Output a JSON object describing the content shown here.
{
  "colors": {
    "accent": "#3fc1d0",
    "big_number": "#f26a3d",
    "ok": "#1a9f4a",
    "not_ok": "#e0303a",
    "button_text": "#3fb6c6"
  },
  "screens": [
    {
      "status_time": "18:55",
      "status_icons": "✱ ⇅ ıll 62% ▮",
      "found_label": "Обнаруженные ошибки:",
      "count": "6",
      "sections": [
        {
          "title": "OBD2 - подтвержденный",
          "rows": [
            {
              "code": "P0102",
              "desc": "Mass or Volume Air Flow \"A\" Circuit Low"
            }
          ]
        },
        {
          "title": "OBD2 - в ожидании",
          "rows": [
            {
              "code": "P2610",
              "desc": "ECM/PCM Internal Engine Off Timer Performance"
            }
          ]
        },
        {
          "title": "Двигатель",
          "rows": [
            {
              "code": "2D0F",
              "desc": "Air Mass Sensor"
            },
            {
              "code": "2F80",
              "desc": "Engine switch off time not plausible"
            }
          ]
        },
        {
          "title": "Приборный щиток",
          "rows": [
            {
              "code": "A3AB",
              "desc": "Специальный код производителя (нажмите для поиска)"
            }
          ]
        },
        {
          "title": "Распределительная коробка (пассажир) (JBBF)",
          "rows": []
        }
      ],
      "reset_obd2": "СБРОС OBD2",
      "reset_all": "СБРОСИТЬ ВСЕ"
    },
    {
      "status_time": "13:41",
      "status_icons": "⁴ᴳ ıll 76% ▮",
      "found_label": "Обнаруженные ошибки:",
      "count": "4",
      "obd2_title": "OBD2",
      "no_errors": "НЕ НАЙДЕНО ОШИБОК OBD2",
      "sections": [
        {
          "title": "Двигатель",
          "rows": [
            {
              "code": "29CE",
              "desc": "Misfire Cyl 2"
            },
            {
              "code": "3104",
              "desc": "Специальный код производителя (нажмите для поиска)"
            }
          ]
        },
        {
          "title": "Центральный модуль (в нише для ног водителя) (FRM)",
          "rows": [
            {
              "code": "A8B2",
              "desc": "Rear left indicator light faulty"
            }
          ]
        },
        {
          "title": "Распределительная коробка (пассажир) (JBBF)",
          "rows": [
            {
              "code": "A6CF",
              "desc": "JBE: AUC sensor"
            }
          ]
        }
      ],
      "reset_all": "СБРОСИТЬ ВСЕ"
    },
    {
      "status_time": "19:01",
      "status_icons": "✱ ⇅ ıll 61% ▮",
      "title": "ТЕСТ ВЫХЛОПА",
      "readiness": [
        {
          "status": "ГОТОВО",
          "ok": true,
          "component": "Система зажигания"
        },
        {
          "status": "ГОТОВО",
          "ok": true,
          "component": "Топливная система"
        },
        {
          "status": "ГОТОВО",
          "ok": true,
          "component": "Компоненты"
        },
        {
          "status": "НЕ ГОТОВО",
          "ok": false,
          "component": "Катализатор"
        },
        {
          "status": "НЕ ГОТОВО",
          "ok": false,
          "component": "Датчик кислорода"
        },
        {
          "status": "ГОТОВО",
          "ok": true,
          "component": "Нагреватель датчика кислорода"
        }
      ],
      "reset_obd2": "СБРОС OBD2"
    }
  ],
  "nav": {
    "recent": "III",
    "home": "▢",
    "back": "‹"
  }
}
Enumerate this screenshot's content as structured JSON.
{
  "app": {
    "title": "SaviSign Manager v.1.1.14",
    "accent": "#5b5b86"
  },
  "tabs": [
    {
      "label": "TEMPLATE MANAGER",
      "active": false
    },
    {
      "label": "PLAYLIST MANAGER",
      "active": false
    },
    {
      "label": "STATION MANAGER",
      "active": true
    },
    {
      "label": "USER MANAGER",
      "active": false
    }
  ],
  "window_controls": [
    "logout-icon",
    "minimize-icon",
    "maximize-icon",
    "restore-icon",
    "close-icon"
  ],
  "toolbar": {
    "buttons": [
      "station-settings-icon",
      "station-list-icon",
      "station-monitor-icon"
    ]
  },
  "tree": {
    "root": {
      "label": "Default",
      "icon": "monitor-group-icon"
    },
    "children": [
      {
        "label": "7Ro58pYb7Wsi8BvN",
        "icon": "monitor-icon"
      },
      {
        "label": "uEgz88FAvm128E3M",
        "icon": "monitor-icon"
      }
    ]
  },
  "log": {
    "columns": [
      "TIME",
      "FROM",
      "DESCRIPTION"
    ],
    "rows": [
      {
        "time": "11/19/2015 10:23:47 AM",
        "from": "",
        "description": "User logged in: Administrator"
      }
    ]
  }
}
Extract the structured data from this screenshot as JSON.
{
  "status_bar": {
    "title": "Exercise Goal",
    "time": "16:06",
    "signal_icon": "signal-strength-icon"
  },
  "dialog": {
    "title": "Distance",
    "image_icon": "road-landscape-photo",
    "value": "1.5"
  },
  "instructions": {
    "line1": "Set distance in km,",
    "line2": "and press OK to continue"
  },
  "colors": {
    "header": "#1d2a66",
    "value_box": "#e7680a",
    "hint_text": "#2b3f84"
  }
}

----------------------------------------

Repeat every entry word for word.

Output a JSON object describing the content shown here.
{
  "colors": {
    "accent": "#3fc1d0",
    "big_number": "#f26a3d",
    "ok": "#1a9f4a",
    "not_ok": "#e0303a",
    "button_text": "#3fb6c6"
  },
  "screens": [
    {
      "status_time": "18:55",
      "status_icons": "✱ ⇅ ıll 62% ▮",
      "found_label": "Обнаруженные ошибки:",
      "count": "6",
      "sections": [
        {
          "title": "OBD2 - подтвержденный",
          "rows": [
            {
              "code": "P0102",
              "desc": "Mass or Volume Air Flow \"A\" Circuit Low"
            }
          ]
        },
        {
          "title": "OBD2 - в ожидании",
          "rows": [
            {
              "code": "P2610",
              "desc": "ECM/PCM Internal Engine Off Timer Performance"
            }
          ]
        },
        {
          "title": "Двигатель",
          "rows": [
            {
              "code": "2D0F",
              "desc": "Air Mass Sensor"
            },
            {
              "code": "2F80",
              "desc": "Engine switch off time not plausible"
            }
          ]
        },
        {
          "title": "Приборный щиток",
          "rows": [
            {
              "code": "A3AB",
              "desc": "Специальный код производителя (нажмите для поиска)"
            }
          ]
        },
        {
          "title": "Распределительная коробка (пассажир) (JBBF)",
          "rows": []
        }
      ],
      "reset_obd2": "СБРОС OBD2",
      "reset_all": "СБРОСИТЬ ВСЕ"
    },
    {
      "status_time": "13:41",
      "status_icons": "⁴ᴳ ıll 76% ▮",
      "found_label": "Обнаруженные ошибки:",
      "count": "4",
      "obd2_title": "OBD2",
      "no_errors": "НЕ НАЙДЕНО ОШИБОК OBD2",
      "sections": [
        {
          "title": "Двигатель",
          "rows": [
            {
              "code": "29CE",
              "desc": "Misfire Cyl 2"
            },
            {
              "code": "3104",
              "desc": "Специальный код производителя (нажмите для поиска)"
            }
          ]
        },
        {
          "title": "Центральный модуль (в нише для ног водителя) (FRM)",
          "rows": [
            {
              "code": "A8B2",
              "desc": "Rear left indicator light faulty"
            }
          ]
        },
        {
          "title": "Распределительная коробка (пассажир) (JBBF)",
          "rows": [
            {
              "code": "A6CF",
              "desc": "JBE: AUC sensor"
            }
          ]
        }
      ],
      "reset_all": "СБРОСИТЬ ВСЕ"
    },
    {
      "status_time": "19:01",
      "status_icons": "✱ ⇅ ıll 61% ▮",
      "title": "ТЕСТ ВЫХЛОПА",
      "readiness": [
        {
          "status": "ГОТОВО",
          "ok": true,
          "component": "Система зажигания"
        },
        {
          "status": "ГОТОВО",
          "ok": true,
          "component": "Топливная система"
        },
        {
          "status": "ГОТОВО",
          "ok": true,
          "component": "Компоненты"
        },
        {
          "status": "НЕ ГОТОВО",
          "ok": false,
          "component": "Катализатор"
        },
        {
          "status": "НЕ ГОТОВО",
          "ok": false,
          "component": "Датчик кислорода"
        },
        {
          "status": "ГОТОВО",
          "ok": true,
          "component": "Нагреватель датчика кислорода"
        }
      ],
      "reset_obd2": "СБРОС OBD2"
    }
  ],
  "nav": {
    "recent": "III",
    "home": "▢",
    "back": "‹"
  }
}
Enumerate this screenshot's content as structured JSON.
{
  "app": {
    "title": "SaviSign Manager v.1.1.14",
    "accent": "#5b5b86"
  },
  "tabs": [
    {
      "label": "TEMPLATE MANAGER",
      "active": false
    },
    {
      "label": "PLAYLIST MANAGER",
      "active": false
    },
    {
      "label": "STATION MANAGER",
      "active": true
    },
    {
      "label": "USER MANAGER",
      "active": false
    }
  ],
  "window_controls": [
    "logout-icon",
    "minimize-icon",
    "maximize-icon",
    "restore-icon",
    "close-icon"
  ],
  "toolbar": {
    "buttons": [
      "station-settings-icon",
      "station-list-icon",
      "station-monitor-icon"
    ]
  },
  "tree": {
    "root": {
      "label": "Default",
      "icon": "monitor-group-icon"
    },
    "children": [
      {
        "label": "7Ro58pYb7Wsi8BvN",
        "icon": "monitor-icon"
      },
      {
        "label": "uEgz88FAvm128E3M",
        "icon": "monitor-icon"
      }
    ]
  },
  "log": {
    "columns": [
      "TIME",
      "FROM",
      "DESCRIPTION"
    ],
    "rows": [
      {
        "time": "11/19/2015 10:23:47 AM",
        "from": "",
        "description": "User logged in: Administrator"
      }
    ]
  }
}
Extract the structured data from this screenshot as JSON.
{
  "status_bar": {
    "title": "Exercise Goal",
    "time": "16:06",
    "signal_icon": "signal-strength-icon"
  },
  "dialog": {
    "title": "Distance",
    "image_icon": "road-landscape-photo",
    "value": "1.5"
  },
  "instructions": {
    "line1": "Set distance in km,",
    "line2": "and press OK to continue"
  },
  "colors": {
    "header": "#1d2a66",
    "value_box": "#e7680a",
    "hint_text": "#2b3f84"
  }
}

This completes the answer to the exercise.